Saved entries
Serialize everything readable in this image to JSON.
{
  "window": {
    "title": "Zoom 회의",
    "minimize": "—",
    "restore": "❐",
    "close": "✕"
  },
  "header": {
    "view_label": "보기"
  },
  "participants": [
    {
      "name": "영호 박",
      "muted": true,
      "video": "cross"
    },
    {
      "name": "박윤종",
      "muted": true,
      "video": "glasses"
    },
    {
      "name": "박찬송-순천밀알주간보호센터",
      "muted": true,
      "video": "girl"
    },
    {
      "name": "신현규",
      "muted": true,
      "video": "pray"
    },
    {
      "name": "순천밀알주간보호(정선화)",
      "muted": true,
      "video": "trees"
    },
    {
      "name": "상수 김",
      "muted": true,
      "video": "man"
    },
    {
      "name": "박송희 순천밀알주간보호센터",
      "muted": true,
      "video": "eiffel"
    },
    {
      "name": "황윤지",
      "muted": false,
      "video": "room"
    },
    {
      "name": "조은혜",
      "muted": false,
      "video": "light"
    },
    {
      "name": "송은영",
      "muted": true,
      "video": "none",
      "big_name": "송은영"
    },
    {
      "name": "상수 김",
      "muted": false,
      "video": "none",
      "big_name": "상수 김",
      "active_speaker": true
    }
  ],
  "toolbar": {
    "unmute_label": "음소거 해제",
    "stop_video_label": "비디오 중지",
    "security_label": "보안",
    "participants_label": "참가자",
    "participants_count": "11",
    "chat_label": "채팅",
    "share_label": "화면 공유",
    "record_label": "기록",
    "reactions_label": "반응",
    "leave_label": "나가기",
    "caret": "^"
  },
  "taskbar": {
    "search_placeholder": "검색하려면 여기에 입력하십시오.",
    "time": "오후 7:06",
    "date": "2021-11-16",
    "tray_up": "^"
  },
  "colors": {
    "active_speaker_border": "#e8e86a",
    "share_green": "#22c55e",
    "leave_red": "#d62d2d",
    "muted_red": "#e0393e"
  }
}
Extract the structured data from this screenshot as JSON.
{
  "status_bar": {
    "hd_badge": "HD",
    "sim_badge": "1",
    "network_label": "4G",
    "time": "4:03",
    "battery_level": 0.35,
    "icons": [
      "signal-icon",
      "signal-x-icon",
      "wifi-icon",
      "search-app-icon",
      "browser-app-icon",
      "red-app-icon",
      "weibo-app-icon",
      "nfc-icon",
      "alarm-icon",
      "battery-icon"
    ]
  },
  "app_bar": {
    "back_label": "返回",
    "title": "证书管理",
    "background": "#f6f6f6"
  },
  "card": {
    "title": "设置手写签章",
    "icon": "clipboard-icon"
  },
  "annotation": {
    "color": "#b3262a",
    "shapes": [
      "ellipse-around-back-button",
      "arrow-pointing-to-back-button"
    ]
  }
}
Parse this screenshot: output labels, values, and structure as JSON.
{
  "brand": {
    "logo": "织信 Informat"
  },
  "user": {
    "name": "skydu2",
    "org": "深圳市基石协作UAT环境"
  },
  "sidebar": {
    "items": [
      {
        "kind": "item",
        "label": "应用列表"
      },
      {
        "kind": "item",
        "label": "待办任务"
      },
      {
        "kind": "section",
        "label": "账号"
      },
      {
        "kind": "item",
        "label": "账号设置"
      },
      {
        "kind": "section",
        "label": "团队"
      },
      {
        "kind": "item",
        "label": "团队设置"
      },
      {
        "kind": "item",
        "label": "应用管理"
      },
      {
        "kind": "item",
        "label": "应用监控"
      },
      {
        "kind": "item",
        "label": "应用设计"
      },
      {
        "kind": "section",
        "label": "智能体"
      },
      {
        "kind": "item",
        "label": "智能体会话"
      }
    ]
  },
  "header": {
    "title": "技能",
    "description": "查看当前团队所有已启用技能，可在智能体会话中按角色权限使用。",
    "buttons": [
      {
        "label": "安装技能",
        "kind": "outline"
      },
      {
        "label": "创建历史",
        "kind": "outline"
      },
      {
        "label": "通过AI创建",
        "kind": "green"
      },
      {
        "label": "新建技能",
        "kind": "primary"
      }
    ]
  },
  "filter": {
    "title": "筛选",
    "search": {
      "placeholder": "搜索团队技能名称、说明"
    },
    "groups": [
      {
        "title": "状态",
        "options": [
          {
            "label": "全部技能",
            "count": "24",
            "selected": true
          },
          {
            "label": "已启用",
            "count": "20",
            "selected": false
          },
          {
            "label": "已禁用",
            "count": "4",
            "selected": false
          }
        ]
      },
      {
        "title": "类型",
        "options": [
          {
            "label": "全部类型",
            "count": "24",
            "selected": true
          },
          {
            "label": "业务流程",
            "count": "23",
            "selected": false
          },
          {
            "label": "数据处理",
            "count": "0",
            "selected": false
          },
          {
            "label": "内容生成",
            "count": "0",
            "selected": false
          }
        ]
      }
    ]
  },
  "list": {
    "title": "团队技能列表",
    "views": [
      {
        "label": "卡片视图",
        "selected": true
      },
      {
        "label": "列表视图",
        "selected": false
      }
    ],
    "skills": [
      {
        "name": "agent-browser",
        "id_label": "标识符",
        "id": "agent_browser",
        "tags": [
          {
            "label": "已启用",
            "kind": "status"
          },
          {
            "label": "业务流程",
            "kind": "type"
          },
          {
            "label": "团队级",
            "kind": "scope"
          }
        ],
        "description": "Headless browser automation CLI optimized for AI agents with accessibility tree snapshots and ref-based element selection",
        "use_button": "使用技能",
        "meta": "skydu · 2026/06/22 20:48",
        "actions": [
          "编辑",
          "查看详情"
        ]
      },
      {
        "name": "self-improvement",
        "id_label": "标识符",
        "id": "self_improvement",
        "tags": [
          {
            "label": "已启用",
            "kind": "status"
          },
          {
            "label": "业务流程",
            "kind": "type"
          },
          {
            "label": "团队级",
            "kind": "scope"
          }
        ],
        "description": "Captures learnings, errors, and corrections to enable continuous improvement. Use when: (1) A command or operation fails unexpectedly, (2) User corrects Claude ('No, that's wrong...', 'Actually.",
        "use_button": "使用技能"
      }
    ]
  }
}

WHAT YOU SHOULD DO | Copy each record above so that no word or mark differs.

WRITTEN SOLUTION |
Serialize everything readable in this image to JSON.
{
  "window": {
    "title": "Zoom 회의",
    "minimize": "—",
    "restore": "❐",
    "close": "✕"
  },
  "header": {
    "view_label": "보기"
  },
  "participants": [
    {
      "name": "영호 박",
      "muted": true,
      "video": "cross"
    },
    {
      "name": "박윤종",
      "muted": true,
      "video": "glasses"
    },
    {
      "name": "박찬송-순천밀알주간보호센터",
      "muted": true,
      "video": "girl"
    },
    {
      "name": "신현규",
      "muted": true,
      "video": "pray"
    },
    {
      "name": "순천밀알주간보호(정선화)",
      "muted": true,
      "video": "trees"
    },
    {
      "name": "상수 김",
      "muted": true,
      "video": "man"
    },
    {
      "name": "박송희 순천밀알주간보호센터",
      "muted": true,
      "video": "eiffel"
    },
    {
      "name": "황윤지",
      "muted": false,
      "video": "room"
    },
    {
      "name": "조은혜",
      "muted": false,
      "video": "light"
    },
    {
      "name": "송은영",
      "muted": true,
      "video": "none",
      "big_name": "송은영"
    },
    {
      "name": "상수 김",
      "muted": false,
      "video": "none",
      "big_name": "상수 김",
      "active_speaker": true
    }
  ],
  "toolbar": {
    "unmute_label": "음소거 해제",
    "stop_video_label": "비디오 중지",
    "security_label": "보안",
    "participants_label": "참가자",
    "participants_count": "11",
    "chat_label": "채팅",
    "share_label": "화면 공유",
    "record_label": "기록",
    "reactions_label": "반응",
    "leave_label": "나가기",
    "caret": "^"
  },
  "taskbar": {
    "search_placeholder": "검색하려면 여기에 입력하십시오.",
    "time": "오후 7:06",
    "date": "2021-11-16",
    "tray_up": "^"
  },
  "colors": {
    "active_speaker_border": "#e8e86a",
    "share_green": "#22c55e",
    "leave_red": "#d62d2d",
    "muted_red": "#e0393e"
  }
}
Extract the structured data from this screenshot as JSON.
{
  "status_bar": {
    "hd_badge": "HD",
    "sim_badge": "1",
    "network_label": "4G",
    "time": "4:03",
    "battery_level": 0.35,
    "icons": [
      "signal-icon",
      "signal-x-icon",
      "wifi-icon",
      "search-app-icon",
      "browser-app-icon",
      "red-app-icon",
      "weibo-app-icon",
      "nfc-icon",
      "alarm-icon",
      "battery-icon"
    ]
  },
  "app_bar": {
    "back_label": "返回",
    "title": "证书管理",
    "background": "#f6f6f6"
  },
  "card": {
    "title": "设置手写签章",
    "icon": "clipboard-icon"
  },
  "annotation": {
    "color": "#b3262a",
    "shapes": [
      "ellipse-around-back-button",
      "arrow-pointing-to-back-button"
    ]
  }
}
Parse this screenshot: output labels, values, and structure as JSON.
{
  "brand": {
    "logo": "织信 Informat"
  },
  "user": {
    "name": "skydu2",
    "org": "深圳市基石协作UAT环境"
  },
  "sidebar": {
    "items": [
      {
        "kind": "item",
        "label": "应用列表"
      },
      {
        "kind": "item",
        "label": "待办任务"
      },
      {
        "kind": "section",
        "label": "账号"
      },
      {
        "kind": "item",
        "label": "账号设置"
      },
      {
        "kind": "section",
        "label": "团队"
      },
      {
        "kind": "item",
        "label": "团队设置"
      },
      {
        "kind": "item",
        "label": "应用管理"
      },
      {
        "kind": "item",
        "label": "应用监控"
      },
      {
        "kind": "item",
        "label": "应用设计"
      },
      {
        "kind": "section",
        "label": "智能体"
      },
      {
        "kind": "item",
        "label": "智能体会话"
      }
    ]
  },
  "header": {
    "title": "技能",
    "description": "查看当前团队所有已启用技能，可在智能体会话中按角色权限使用。",
    "buttons": [
      {
        "label": "安装技能",
        "kind": "outline"
      },
      {
        "label": "创建历史",
        "kind": "outline"
      },
      {
        "label": "通过AI创建",
        "kind": "green"
      },
      {
        "label": "新建技能",
        "kind": "primary"
      }
    ]
  },
  "filter": {
    "title": "筛选",
    "search": {
      "placeholder": "搜索团队技能名称、说明"
    },
    "groups": [
      {
        "title": "状态",
        "options": [
          {
            "label": "全部技能",
            "count": "24",
            "selected": true
          },
          {
            "label": "已启用",
            "count": "20",
            "selected": false
          },
          {
            "label": "已禁用",
            "count": "4",
            "selected": false
          }
        ]
      },
      {
        "title": "类型",
        "options": [
          {
            "label": "全部类型",
            "count": "24",
            "selected": true
          },
          {
            "label": "业务流程",
            "count": "23",
            "selected": false
          },
          {
            "label": "数据处理",
            "count": "0",
            "selected": false
          },
          {
            "label": "内容生成",
            "count": "0",
            "selected": false
          }
        ]
      }
    ]
  },
  "list": {
    "title": "团队技能列表",
    "views": [
      {
        "label": "卡片视图",
        "selected": true
      },
      {
        "label": "列表视图",
        "selected": false
      }
    ],
    "skills": [
      {
        "name": "agent-browser",
        "id_label": "标识符",
        "id": "agent_browser",
        "tags": [
          {
            "label": "已启用",
            "kind": "status"
          },
          {
            "label": "业务流程",
            "kind": "type"
          },
          {
            "label": "团队级",
            "kind": "scope"
          }
        ],
        "description": "Headless browser automation CLI optimized for AI agents with accessibility tree snapshots and ref-based element selection",
        "use_button": "使用技能",
        "meta": "skydu · 2026/06/22 20:48",
        "actions": [
          "编辑",
          "查看详情"
        ]
      },
      {
        "name": "self-improvement",
        "id_label": "标识符",
        "id": "self_improvement",
        "tags": [
          {
            "label": "已启用",
            "kind": "status"
          },
          {
            "label": "业务流程",
            "kind": "type"
          },
          {
            "label": "团队级",
            "kind": "scope"
          }
        ],
        "description": "Captures learnings, errors, and corrections to enable continuous improvement. Use when: (1) A command or operation fails unexpectedly, (2) User corrects Claude ('No, that's wrong...', 'Actually.",
        "use_button": "使用技能"
      }
    ]
  }
}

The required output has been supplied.